LISTED ENTRIES:
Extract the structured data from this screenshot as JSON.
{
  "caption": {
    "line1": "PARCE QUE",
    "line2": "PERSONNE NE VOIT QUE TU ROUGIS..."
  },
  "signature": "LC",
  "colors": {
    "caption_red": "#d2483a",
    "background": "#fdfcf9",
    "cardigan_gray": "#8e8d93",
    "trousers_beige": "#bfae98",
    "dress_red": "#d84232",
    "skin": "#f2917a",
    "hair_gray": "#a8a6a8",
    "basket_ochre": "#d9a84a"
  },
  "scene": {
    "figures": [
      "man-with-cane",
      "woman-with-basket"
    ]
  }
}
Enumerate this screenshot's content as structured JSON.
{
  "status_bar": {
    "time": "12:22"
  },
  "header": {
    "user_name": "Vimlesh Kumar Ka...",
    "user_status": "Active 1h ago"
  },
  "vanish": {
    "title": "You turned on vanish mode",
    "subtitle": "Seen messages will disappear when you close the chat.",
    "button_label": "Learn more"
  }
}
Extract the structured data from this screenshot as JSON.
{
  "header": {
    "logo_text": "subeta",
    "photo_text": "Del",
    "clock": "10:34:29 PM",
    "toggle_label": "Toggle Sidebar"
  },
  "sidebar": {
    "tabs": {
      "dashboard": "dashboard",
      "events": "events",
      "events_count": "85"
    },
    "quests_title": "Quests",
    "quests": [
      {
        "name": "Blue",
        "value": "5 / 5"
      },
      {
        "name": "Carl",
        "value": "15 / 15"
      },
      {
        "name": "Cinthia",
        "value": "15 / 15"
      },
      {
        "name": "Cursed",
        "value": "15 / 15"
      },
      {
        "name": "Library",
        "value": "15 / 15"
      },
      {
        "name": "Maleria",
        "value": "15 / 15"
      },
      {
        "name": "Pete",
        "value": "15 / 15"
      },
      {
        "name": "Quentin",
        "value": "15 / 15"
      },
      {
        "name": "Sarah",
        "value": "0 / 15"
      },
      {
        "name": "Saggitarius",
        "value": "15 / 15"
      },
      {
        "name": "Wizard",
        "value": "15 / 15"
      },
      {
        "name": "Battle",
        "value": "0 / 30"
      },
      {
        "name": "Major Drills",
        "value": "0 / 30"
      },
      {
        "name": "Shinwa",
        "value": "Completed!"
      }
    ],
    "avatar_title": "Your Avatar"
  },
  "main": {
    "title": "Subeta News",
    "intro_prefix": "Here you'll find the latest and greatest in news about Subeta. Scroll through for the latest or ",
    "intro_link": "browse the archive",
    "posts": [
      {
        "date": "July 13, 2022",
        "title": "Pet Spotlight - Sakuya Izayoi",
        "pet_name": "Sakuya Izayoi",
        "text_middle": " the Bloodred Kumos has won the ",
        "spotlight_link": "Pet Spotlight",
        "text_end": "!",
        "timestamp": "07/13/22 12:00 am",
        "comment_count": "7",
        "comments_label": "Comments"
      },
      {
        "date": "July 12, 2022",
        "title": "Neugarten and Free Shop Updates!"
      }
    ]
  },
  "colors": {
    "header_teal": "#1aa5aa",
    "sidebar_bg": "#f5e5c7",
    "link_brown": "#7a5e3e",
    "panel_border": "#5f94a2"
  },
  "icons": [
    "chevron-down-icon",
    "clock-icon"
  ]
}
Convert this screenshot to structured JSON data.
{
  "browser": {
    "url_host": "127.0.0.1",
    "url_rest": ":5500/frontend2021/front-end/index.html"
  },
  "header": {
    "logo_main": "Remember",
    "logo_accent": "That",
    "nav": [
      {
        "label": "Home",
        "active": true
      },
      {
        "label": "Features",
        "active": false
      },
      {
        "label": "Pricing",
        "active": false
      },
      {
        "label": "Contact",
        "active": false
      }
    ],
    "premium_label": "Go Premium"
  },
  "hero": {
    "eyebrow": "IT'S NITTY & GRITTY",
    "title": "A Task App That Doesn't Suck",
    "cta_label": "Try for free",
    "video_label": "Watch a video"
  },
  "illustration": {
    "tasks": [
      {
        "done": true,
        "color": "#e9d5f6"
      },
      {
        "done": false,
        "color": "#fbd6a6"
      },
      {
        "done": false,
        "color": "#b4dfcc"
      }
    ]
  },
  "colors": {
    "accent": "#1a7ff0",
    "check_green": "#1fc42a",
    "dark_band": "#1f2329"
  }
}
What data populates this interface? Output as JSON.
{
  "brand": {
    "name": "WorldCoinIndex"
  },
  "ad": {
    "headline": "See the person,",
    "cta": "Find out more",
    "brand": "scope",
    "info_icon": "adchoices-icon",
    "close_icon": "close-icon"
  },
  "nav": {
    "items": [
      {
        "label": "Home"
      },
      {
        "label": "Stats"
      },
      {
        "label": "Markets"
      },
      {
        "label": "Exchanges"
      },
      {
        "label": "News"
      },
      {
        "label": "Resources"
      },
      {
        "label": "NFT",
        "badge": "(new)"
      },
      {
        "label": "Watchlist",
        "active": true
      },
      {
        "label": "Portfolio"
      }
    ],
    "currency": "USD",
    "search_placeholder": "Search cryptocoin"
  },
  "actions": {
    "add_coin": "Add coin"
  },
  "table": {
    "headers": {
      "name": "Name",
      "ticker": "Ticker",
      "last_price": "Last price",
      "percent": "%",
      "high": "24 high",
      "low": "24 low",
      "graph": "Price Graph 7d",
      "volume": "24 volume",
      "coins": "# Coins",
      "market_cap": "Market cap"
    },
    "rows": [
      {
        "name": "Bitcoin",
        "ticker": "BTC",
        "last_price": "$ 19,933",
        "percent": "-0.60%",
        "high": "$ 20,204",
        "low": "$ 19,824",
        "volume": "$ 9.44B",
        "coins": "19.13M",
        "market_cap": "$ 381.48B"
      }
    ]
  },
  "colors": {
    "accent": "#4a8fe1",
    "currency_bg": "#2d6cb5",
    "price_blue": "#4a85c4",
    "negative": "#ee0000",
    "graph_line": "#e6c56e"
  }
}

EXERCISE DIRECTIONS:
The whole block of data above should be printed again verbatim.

SOLUTION FOR THIS EXERCISE:
Extract the structured data from this screenshot as JSON.
{
  "caption": {
    "line1": "PARCE QUE",
    "line2": "PERSONNE NE VOIT QUE TU ROUGIS..."
  },
  "signature": "LC",
  "colors": {
    "caption_red": "#d2483a",
    "background": "#fdfcf9",
    "cardigan_gray": "#8e8d93",
    "trousers_beige": "#bfae98",
    "dress_red": "#d84232",
    "skin": "#f2917a",
    "hair_gray": "#a8a6a8",
    "basket_ochre": "#d9a84a"
  },
  "scene": {
    "figures": [
      "man-with-cane",
      "woman-with-basket"
    ]
  }
}
Enumerate this screenshot's content as structured JSON.
{
  "status_bar": {
    "time": "12:22"
  },
  "header": {
    "user_name": "Vimlesh Kumar Ka...",
    "user_status": "Active 1h ago"
  },
  "vanish": {
    "title": "You turned on vanish mode",
    "subtitle": "Seen messages will disappear when you close the chat.",
    "button_label": "Learn more"
  }
}
Extract the structured data from this screenshot as JSON.
{
  "header": {
    "logo_text": "subeta",
    "photo_text": "Del",
    "clock": "10:34:29 PM",
    "toggle_label": "Toggle Sidebar"
  },
  "sidebar": {
    "tabs": {
      "dashboard": "dashboard",
      "events": "events",
      "events_count": "85"
    },
    "quests_title": "Quests",
    "quests": [
      {
        "name": "Blue",
        "value": "5 / 5"
      },
      {
        "name": "Carl",
        "value": "15 / 15"
      },
      {
        "name": "Cinthia",
        "value": "15 / 15"
      },
      {
        "name": "Cursed",
        "value": "15 / 15"
      },
      {
        "name": "Library",
        "value": "15 / 15"
      },
      {
        "name": "Maleria",
        "value": "15 / 15"
      },
      {
        "name": "Pete",
        "value": "15 / 15"
      },
      {
        "name": "Quentin",
        "value": "15 / 15"
      },
      {
        "name": "Sarah",
        "value": "0 / 15"
      },
      {
        "name": "Saggitarius",
        "value": "15 / 15"
      },
      {
        "name": "Wizard",
        "value": "15 / 15"
      },
      {
        "name": "Battle",
        "value": "0 / 30"
      },
      {
        "name": "Major Drills",
        "value": "0 / 30"
      },
      {
        "name": "Shinwa",
        "value": "Completed!"
      }
    ],
    "avatar_title": "Your Avatar"
  },
  "main": {
    "title": "Subeta News",
    "intro_prefix": "Here you'll find the latest and greatest in news about Subeta. Scroll through for the latest or ",
    "intro_link": "browse the archive",
    "posts": [
      {
        "date": "July 13, 2022",
        "title": "Pet Spotlight - Sakuya Izayoi",
        "pet_name": "Sakuya Izayoi",
        "text_middle": " the Bloodred Kumos has won the ",
        "spotlight_link": "Pet Spotlight",
        "text_end": "!",
        "timestamp": "07/13/22 12:00 am",
        "comment_count": "7",
        "comments_label": "Comments"
      },
      {
        "date": "July 12, 2022",
        "title": "Neugarten and Free Shop Updates!"
      }
    ]
  },
  "colors": {
    "header_teal": "#1aa5aa",
    "sidebar_bg": "#f5e5c7",
    "link_brown": "#7a5e3e",
    "panel_border": "#5f94a2"
  },
  "icons": [
    "chevron-down-icon",
    "clock-icon"
  ]
}
Convert this screenshot to structured JSON data.
{
  "browser": {
    "url_host": "127.0.0.1",
    "url_rest": ":5500/frontend2021/front-end/index.html"
  },
  "header": {
    "logo_main": "Remember",
    "logo_accent": "That",
    "nav": [
      {
        "label": "Home",
        "active": true
      },
      {
        "label": "Features",
        "active": false
      },
      {
        "label": "Pricing",
        "active": false
      },
      {
        "label": "Contact",
        "active": false
      }
    ],
    "premium_label": "Go Premium"
  },
  "hero": {
    "eyebrow": "IT'S NITTY & GRITTY",
    "title": "A Task App That Doesn't Suck",
    "cta_label": "Try for free",
    "video_label": "Watch a video"
  },
  "illustration": {
    "tasks": [
      {
        "done": true,
        "color": "#e9d5f6"
      },
      {
        "done": false,
        "color": "#fbd6a6"
      },
      {
        "done": false,
        "color": "#b4dfcc"
      }
    ]
  },
  "colors": {
    "accent": "#1a7ff0",
    "check_green": "#1fc42a",
    "dark_band": "#1f2329"
  }
}
What data populates this interface? Output as JSON.
{
  "brand": {
    "name": "WorldCoinIndex"
  },
  "ad": {
    "headline": "See the person,",
    "cta": "Find out more",
    "brand": "scope",
    "info_icon": "adchoices-icon",
    "close_icon": "close-icon"
  },
  "nav": {
    "items": [
      {
        "label": "Home"
      },
      {
        "label": "Stats"
      },
      {
        "label": "Markets"
      },
      {
        "label": "Exchanges"
      },
      {
        "label": "News"
      },
      {
        "label": "Resources"
      },
      {
        "label": "NFT",
        "badge": "(new)"
      },
      {
        "label": "Watchlist",
        "active": true
      },
      {
        "label": "Portfolio"
      }
    ],
    "currency": "USD",
    "search_placeholder": "Search cryptocoin"
  },
  "actions": {
    "add_coin": "Add coin"
  },
  "table": {
    "headers": {
      "name": "Name",
      "ticker": "Ticker",
      "last_price": "Last price",
      "percent": "%",
      "high": "24 high",
      "low": "24 low",
      "graph": "Price Graph 7d",
      "volume": "24 volume",
      "coins": "# Coins",
      "market_cap": "Market cap"
    },
    "rows": [
      {
        "name": "Bitcoin",
        "ticker": "BTC",
        "last_price": "$ 19,933",
        "percent": "-0.60%",
        "high": "$ 20,204",
        "low": "$ 19,824",
        "volume": "$ 9.44B",
        "coins": "19.13M",
        "market_cap": "$ 381.48B"
      }
    ]
  },
  "colors": {
    "accent": "#4a8fe1",
    "currency_bg": "#2d6cb5",
    "price_blue": "#4a85c4",
    "negative": "#ee0000",
    "graph_line": "#e6c56e"
  }
}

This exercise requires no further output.